Tuesday, 9 August 2011
Time for change
What really concerns me is the potential for further unrest and violence. If this is what these very young individuals are capable of at such a young age, what on earth are they going to be doing in ten years’ time? Ten years during which they will have gained little or no meaningful education, virtually no engagement with their communities and zero prospect of employment. This is surely a social menace waiting to happen.
And how has it come to this? How have we managed to create a society where pockets of people have no interest or respect for the place they live? How have we managed to produce a generation that’s happy to defile its own doorstep?

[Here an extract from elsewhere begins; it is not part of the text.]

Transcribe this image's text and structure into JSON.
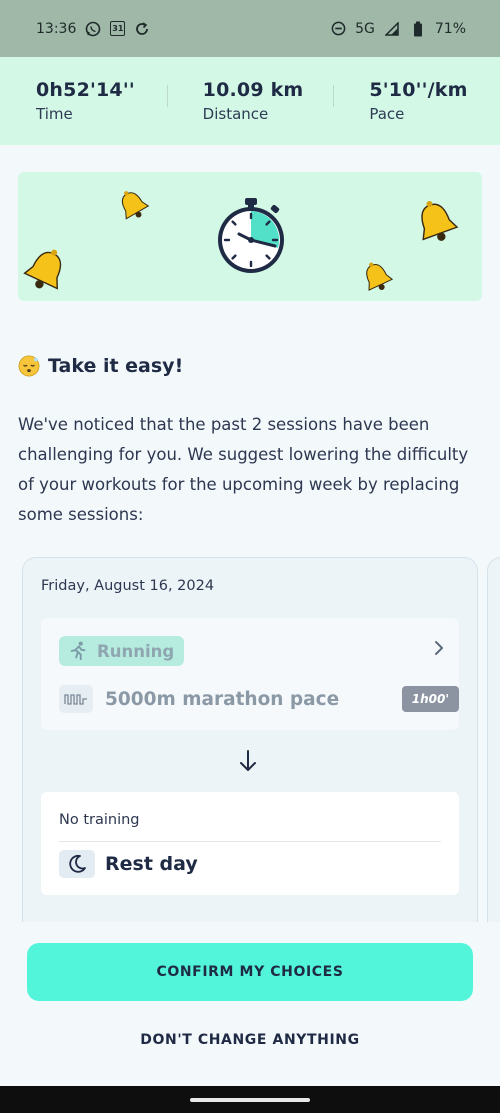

Part of the problem must surely be the chronic overcrowding of our cities; the transient populations and the breakneck speed of immigration that mean successive waves of newcomers have had little time to put down sustainable roots. We live in an age where many people don’t know their neighbours and have little wish to do so. The tyranny of multiculturalism which has created ghettos rather than communities may have been well-meaning, but the failure to create a cohesive society where everyone speaks a single language and shares a common standard of ethics and behaviour has brought us to the point where our streets are burning, shops are being looted and the vast silent majority is afraid to venture out from behind their heavily barred and locked front doors. This is no way to live. Something has to change.
We now need leaders with vision, optimism and hope. People who can take their snouts out of the trough for more than five minutes and who can help us build a more decent place in which to live; where those with courtesy and concern for their communities are rewarded and encouraged. It’s surely time for change.